Last week, Stephen Harper pulled an Australian rabbit out of his hat. Up until now, he's been a pretty successful magician. He's created diversions to distract his audience from what he's really doing. The diversions are called wedge issues. But his show has been on the road for a long time; and it's getting stale. History shows that, when the show gets stale, Canadian voters shut it down. Jeffrey Simpson writes:
What does the historical stroll reveal? That Canadians do not have formal term limits for the leaders, as do Americans, Mexicans and the French for their presidents, but somewhere in the eighth or ninth year of a prime minister’s tenure, the public says “time’s up.” Call it, for lack of a more precise phrase, the “democratic instinct.”It doesn’t much matter which party is in power. The state of the economy is not of cardinal importance. How much money a party throws around before and during a campaign doesn’t count for much. None of these, and other factors, seem as critical as the democratic instinct that it’s “time for a change.”
From Louis St. Laurent to Jean Chretien, ten years is about as long as a prime minister gets.
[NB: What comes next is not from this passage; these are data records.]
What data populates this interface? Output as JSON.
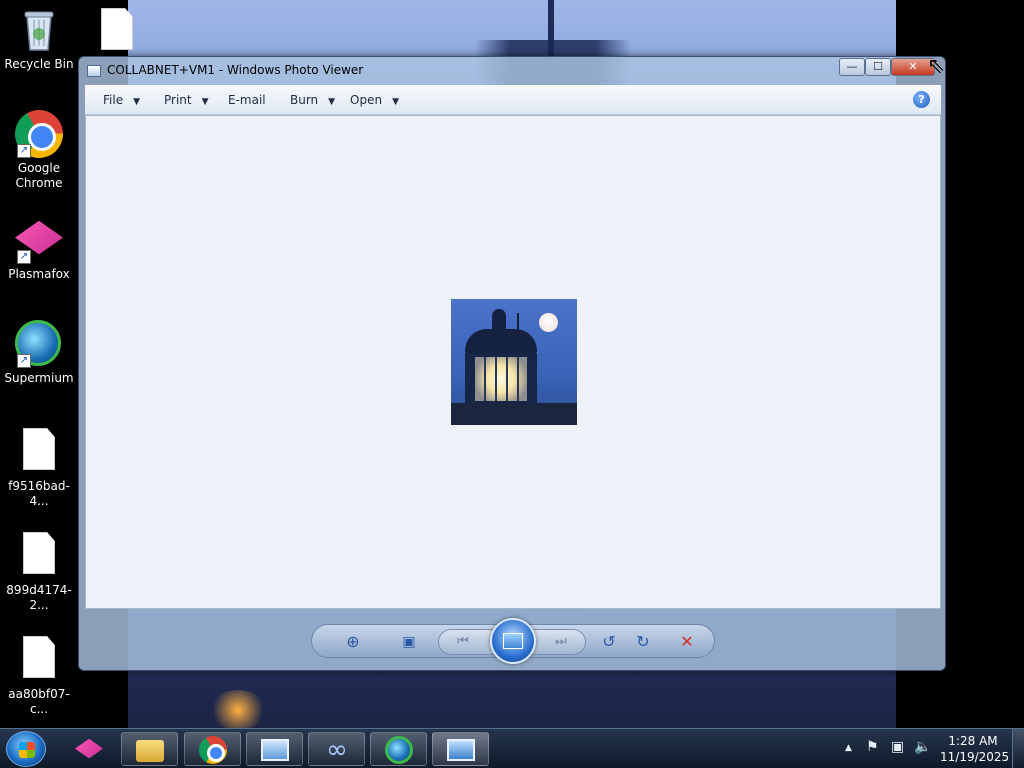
{
  "desktop": {
    "icons": [
      {
        "label": "Recycle Bin"
      },
      {
        "label": "Google Chrome"
      },
      {
        "label": "Plasmafox"
      },
      {
        "label": "Supermium"
      },
      {
        "label": "f9516bad-4..."
      },
      {
        "label": "899d4174-2..."
      },
      {
        "label": "aa80bf07-c..."
      }
    ]
  },
  "window": {
    "title": "COLLABNET+VM1 - Windows Photo Viewer",
    "controls": {
      "minimize": "—",
      "maximize": "☐",
      "close": "✕"
    },
    "menu": {
      "file": "File",
      "print": "Print",
      "email": "E-mail",
      "burn": "Burn",
      "open": "Open"
    },
    "help_glyph": "?",
    "toolbar": {
      "zoom_glyph": "⊕",
      "fit_glyph": "▣",
      "prev_glyph": "⏮",
      "next_glyph": "⏭",
      "rotate_ccw_glyph": "↺",
      "rotate_cw_glyph": "↻",
      "delete_glyph": "✕"
    }
  },
  "taskbar": {
    "clock_time": "1:28 AM",
    "clock_date": "11/19/2025",
    "tray_glyphs": {
      "expand": "▲",
      "flag": "⚑",
      "network": "▣",
      "volume": "🔈"
    }
  },
  "colors": {
    "delete_red": "#d42a2a",
    "accent_blue": "#2a6fd0"
  }
}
Louis St. Laurent got eight years. John Diefenbaker got six. Mike Pearson got five. Pierre Trudeau got eleven, but he was really finished after nine. Joe Clark got nine months.
When Stephen Harper dreamed of establishing a dynasty, he was spitting into the wind:
If he wins this election with another majority, he would remain in office for more consecutive years than any postwar prime minister. Even if Mr. Harper managed for a couple of years with a minority, he would still win the longevity award. Alas, for him, the electorate is not going to give him a majority. It increasingly looks like even a Conservative minority is doubtful.Opinion polls can, and will, change. Take them for what they are worth; snapshots of a point in time. Today, the serious ones all point in the same direction: The Conservatives are at or below 30 per cent.
The trouble with spitting into the wind is that your own saliva comes back and hits you in the face.